William Tanksley wtanksle@UCSD.EDU
Fri, 1 Jan 1999 13:27:42 -0800 (PST)

On Fri, 1 Jan 1999, RE01 Rice Brian T. EM2 wrote:

>> Bad definition of object.  Whatever they are should be defined by
>> their properties, not by their implementation details (bytes???).

>it's not the definition, it's merely a way of saying "what it is" in a
>paradigm like the C language's, to allow some implementation starting

To a certain extent that's helpful -- the problem is that by and large
your 'specs' posting contained almost nothing but theory, and pretty
abtruse theory at that.  Before we enter the implementation phase we need:

 - concept.  It should explain the problem and solution briefly, and
mention the constraints and major risks.  This is close to what you've
just posted, even if I can't understand most of it due to the theoretical
level (that isn't a bad thing for your document, although it will limit
the number of coders you can get). Your discussion lacks any mention of
risks, although that's perfectly understandable.  Less understandable is
the lack of acceptance criteria (Tunes suffers this same problem): how
will we know when our systemm will mmeet your expectations?
 - requirements.  This should be a dissection of the problem being solved 
by the system, with perhaps some hints of the general characteristics of
the solution (although in a perfectly formal world it wouldn't prejudge
the solution).  The Tunes web page might serve as an example here.
 - specification.  This should take the parts of the problem identified
in the Requirements document and describe the solution for them.  It
should also identify the general architectural ideas of the solution, and
some more detailed acceptance tests.  Public interfaces must be fully
defined here.
 - design.  Yeah, the usual -- just expand on the achitecture described in
the spec.  Good tools to use here are diagrams, data dictionaries, class
relationship charts, and such.  All modules and interfaces should be fully
defined by the end of this.
 - detailed design.  Write the pseudocode or the literate programming
code, and perhaps somme of the actual code (this always is a bit blurry,
except in the most formal projects).
 - coding and unit testing.
 - systems testing.
 - acceptance testing.

This is, of course, typical of the waterfall model, which IMO plans way
too far into the future (and is thus too inflexible).  My favorite
development model only plans one or two steps into the future, and
includes an assesment of risks at the beginning of each phase.  However, I
don't think that's any of my business right now.

[some very good problem statements removed]

>is merely syntactical orthogonalization of all meaning.  its therefore a
>completely general-purpose mechanism for isolating meaning and mechanism.  i

This is kinda hard to wade through, but this is a good example of one of
the problems caused by the lack of a Requirements document -- you didn't
have a definition of 'meaning', much less any relation of 'meaning' to the
problems we're wondering about.  My own native understading of the word
'meaning' doesn't (and shouldn't) help here.

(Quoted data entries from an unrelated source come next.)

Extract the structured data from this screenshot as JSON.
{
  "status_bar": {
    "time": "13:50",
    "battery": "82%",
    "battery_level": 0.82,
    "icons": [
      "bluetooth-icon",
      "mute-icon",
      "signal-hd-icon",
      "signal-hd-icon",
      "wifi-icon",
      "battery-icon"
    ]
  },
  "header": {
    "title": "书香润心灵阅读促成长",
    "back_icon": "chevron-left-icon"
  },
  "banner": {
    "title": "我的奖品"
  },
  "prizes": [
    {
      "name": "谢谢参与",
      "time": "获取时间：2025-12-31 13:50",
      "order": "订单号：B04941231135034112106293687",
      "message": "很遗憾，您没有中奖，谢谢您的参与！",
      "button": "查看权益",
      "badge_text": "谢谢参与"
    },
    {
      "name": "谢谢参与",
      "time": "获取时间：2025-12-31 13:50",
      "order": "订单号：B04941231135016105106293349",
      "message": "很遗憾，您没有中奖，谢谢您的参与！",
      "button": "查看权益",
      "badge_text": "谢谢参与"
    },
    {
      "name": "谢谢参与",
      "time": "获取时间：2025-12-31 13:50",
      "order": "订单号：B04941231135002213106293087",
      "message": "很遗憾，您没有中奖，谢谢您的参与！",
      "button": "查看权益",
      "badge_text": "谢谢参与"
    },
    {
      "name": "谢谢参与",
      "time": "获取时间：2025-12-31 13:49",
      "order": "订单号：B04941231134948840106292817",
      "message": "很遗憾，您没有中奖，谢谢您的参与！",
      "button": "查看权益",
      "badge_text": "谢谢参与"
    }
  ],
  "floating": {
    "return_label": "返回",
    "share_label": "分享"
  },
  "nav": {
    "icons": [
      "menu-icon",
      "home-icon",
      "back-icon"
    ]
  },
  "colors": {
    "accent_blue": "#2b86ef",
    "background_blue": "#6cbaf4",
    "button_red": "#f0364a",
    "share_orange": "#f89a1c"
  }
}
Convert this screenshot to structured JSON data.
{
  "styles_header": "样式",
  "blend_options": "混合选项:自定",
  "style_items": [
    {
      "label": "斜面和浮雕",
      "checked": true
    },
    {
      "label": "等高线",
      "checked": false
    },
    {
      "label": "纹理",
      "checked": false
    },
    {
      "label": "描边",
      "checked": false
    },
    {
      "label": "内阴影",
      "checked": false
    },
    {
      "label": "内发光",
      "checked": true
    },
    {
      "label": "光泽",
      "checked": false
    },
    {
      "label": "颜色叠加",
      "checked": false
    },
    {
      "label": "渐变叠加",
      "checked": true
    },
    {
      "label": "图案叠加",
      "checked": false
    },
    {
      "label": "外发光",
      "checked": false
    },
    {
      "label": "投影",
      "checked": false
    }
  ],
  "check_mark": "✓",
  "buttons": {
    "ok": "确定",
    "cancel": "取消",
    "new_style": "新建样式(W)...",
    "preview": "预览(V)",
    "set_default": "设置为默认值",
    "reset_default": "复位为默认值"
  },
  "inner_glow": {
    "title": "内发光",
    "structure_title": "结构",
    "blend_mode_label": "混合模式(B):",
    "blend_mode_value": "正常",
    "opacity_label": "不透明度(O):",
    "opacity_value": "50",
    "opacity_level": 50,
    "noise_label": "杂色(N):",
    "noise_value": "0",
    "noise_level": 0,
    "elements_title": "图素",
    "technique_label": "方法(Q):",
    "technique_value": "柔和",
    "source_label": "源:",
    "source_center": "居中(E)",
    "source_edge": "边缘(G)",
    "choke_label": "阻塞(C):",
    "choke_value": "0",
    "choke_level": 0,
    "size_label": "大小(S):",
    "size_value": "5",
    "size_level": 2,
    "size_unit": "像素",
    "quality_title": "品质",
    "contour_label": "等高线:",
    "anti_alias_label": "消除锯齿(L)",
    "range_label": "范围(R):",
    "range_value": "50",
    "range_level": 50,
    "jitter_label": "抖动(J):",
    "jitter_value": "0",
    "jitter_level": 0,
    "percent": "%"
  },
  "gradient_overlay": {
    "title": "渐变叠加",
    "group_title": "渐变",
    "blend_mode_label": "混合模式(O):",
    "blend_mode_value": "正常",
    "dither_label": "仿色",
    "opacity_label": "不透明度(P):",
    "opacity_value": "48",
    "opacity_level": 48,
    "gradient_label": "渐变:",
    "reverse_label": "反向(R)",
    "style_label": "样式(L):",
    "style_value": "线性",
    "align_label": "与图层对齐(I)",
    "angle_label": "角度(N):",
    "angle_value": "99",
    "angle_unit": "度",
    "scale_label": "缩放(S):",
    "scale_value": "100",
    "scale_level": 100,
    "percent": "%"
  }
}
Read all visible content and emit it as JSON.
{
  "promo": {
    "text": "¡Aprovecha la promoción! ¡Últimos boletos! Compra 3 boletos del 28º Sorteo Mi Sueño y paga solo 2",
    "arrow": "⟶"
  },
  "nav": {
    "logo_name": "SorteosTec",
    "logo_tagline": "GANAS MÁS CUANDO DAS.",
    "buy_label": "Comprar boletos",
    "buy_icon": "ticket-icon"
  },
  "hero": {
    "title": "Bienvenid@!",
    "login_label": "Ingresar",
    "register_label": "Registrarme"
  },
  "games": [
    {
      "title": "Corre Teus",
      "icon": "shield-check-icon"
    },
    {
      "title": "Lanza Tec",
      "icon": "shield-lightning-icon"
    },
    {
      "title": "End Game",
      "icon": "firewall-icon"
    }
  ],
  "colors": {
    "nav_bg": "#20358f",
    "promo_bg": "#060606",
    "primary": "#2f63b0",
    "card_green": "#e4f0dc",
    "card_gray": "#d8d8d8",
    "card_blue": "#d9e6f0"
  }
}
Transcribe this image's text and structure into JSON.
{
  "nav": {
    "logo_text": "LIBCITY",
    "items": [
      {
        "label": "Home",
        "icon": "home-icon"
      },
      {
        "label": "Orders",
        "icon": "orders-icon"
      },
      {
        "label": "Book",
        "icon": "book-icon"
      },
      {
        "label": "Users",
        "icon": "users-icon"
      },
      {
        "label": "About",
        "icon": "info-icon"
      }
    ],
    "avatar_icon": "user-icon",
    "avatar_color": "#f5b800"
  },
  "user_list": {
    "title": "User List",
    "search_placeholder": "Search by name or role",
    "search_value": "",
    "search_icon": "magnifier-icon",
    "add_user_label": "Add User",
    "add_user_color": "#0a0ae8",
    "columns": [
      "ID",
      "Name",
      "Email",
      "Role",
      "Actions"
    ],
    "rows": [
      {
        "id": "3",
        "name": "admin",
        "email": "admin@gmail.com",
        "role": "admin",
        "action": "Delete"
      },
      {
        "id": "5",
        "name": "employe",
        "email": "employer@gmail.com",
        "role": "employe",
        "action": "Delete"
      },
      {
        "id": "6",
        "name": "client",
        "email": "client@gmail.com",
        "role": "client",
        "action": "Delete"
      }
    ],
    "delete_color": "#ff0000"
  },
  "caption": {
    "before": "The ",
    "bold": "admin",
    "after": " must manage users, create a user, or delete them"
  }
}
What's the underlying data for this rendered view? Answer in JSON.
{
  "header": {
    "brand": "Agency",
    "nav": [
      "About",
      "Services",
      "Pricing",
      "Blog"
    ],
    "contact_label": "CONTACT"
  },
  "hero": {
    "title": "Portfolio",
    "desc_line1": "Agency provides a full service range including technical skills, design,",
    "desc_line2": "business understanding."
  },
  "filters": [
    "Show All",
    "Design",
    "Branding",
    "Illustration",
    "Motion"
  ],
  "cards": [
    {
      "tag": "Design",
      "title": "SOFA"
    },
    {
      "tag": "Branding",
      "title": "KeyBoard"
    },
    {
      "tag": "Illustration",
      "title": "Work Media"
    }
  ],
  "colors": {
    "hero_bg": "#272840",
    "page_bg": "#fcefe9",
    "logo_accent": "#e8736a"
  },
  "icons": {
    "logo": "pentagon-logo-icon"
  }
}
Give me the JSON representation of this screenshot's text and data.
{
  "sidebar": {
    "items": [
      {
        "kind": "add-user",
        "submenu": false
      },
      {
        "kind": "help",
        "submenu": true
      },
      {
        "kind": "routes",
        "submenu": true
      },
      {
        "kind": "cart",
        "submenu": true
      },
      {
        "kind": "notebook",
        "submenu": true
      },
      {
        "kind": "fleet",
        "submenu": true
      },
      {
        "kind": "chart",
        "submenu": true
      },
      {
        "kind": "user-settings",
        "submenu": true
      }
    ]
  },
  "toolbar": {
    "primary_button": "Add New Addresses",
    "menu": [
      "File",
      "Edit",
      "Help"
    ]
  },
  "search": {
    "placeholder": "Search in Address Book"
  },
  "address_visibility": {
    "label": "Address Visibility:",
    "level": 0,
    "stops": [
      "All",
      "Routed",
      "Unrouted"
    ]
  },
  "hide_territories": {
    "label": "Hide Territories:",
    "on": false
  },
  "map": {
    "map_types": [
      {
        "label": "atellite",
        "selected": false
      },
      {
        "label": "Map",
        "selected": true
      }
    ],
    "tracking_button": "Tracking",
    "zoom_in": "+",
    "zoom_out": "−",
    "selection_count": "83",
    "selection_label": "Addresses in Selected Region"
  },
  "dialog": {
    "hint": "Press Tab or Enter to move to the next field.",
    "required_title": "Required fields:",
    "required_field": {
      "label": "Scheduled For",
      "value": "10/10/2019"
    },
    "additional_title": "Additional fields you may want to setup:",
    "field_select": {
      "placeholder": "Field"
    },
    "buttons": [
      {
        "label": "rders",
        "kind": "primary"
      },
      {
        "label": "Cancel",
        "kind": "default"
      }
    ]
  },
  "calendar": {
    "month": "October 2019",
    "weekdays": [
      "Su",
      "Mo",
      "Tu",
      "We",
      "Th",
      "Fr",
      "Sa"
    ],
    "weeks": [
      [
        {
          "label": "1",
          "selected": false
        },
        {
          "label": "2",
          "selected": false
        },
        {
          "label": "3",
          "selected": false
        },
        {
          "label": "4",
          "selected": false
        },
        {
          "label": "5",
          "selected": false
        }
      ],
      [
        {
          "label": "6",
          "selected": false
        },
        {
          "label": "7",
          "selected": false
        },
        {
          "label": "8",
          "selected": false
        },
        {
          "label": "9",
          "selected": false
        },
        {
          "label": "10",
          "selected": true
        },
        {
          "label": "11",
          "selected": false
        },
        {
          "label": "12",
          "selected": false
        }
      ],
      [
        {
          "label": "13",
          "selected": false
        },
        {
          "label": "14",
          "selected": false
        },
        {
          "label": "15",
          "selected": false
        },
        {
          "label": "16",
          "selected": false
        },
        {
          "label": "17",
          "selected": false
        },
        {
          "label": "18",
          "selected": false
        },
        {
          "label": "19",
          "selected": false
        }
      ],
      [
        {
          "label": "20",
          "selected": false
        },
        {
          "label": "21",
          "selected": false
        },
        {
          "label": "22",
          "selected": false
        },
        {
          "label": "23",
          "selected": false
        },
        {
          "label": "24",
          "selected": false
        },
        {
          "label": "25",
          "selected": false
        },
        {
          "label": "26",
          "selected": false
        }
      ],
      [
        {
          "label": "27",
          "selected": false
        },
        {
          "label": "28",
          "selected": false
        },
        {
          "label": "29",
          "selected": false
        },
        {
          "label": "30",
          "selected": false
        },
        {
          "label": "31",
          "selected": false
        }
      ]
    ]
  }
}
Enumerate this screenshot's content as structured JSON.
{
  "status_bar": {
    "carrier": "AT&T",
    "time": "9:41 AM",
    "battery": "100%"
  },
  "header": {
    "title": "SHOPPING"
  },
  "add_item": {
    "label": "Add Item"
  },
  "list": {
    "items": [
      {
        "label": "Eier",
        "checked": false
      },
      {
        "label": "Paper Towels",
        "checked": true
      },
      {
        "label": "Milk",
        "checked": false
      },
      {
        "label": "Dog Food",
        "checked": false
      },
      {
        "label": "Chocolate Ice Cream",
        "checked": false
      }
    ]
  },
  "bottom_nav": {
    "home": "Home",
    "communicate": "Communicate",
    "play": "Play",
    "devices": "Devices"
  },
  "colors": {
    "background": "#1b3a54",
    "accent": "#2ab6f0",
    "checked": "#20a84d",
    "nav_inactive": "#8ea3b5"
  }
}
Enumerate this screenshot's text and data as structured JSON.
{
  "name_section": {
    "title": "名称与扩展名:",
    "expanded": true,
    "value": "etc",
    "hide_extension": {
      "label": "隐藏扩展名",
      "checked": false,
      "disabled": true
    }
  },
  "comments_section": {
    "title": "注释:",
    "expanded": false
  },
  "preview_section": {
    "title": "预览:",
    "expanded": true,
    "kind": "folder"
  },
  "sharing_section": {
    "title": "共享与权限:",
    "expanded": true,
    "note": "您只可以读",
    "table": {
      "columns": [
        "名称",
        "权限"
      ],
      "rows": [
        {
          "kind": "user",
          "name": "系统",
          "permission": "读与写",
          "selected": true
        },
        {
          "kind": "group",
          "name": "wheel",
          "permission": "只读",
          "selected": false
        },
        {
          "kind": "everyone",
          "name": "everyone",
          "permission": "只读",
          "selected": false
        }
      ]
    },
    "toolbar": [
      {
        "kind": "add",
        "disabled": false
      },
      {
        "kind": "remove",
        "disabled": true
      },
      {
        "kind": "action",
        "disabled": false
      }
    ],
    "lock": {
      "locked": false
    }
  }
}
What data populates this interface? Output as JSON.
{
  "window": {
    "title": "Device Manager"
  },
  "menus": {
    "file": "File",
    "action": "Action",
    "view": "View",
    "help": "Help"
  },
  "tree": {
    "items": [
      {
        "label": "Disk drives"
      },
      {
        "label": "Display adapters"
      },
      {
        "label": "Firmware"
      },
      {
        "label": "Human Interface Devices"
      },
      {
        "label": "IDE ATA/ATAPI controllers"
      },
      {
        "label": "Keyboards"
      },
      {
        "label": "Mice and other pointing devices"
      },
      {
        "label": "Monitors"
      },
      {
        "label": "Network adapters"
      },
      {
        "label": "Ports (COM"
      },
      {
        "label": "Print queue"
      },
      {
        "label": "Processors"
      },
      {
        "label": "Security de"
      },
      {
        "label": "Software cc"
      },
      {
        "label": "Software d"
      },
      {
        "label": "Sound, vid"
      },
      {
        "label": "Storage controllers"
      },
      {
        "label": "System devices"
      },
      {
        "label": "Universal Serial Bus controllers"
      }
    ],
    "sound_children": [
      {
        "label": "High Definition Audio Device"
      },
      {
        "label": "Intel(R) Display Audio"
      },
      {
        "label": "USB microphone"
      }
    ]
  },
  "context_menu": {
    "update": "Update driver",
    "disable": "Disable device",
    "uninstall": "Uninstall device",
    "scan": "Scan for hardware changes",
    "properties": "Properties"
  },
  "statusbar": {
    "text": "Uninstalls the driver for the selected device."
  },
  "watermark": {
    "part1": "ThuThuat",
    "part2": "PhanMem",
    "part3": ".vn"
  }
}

My mom just saw your paragraph and started laughing.  She points out that
the part I've quoted should be written with the second sentance first,
since it implies to which concept "meaning" is supposed to be orthogonal.
(She's an English major, very little math education, but being a long-time
homeschooler she's picked up a lot of technical savvy.)

>what i'm saying about arrow-creation is that it will always be contained
>within some context, just as a message from the user to "delete all" should
>never nullify the system, because the system already is limiting the user to
>some context in order to ease interface problems.

Nice paragraph, good comparison, and a great job of bringing in past
solutions to illuminate the present one.

>> It's getting there, but still way to general yet.
>> And it is far from complete.

I hope I've given some ideas of how to make it more complete.

Honestly, the more I study your work, the more I'm impressed by it -- but
it takes a LOT of study, and I didn't start out very impressed at ALL.

>> An simple example:
>> At work we are given descriptions of output files that need to be
>> created from our database.  We are told the record size.
>> The starting and ending position of each field.
>> The way data should be represented in each field.
>> A description of what data should be placed in each field.

>i'm not sure how this relates to this case.  could you explain in a more
>explicit way?

I'm afraid it doesn't.  He's accustomed to working in a formal environment
where the coders see the final result of the design.  We're not at that
point yet.

>> For your arrow language, we need.
>> A precise specification of exactly what is your arrow language.
>> A description of what each of the operators does, and some description
>>   as to why you picked what you did.
>> A description of how the arrow language can be used to make a complete
>>   system.
>> No implementation details except as hints.

>most of it is just syntax.  semantics would derive from the system of arrows
>made by the user itself.
>i will, though, walk through the ideas for operators in more definite terms
>and give examples in a little while.

I would find it helpful if you would step back and write a Requirements
document, and perhaps even some acceptance tests (possibly in the form of
use cases).

>> This should break tunes down into 2 hard problems (implementation, and
>> specification) instead of 1 monster, problem.

>yes.  i would like that too, as long as i can trust you all to implement it.

You can't.  But you can trust that the work will result in a stabler and
more useful conception of the problem and solution, which is more likely
to be understood by a capable coder or designer.

Good luck.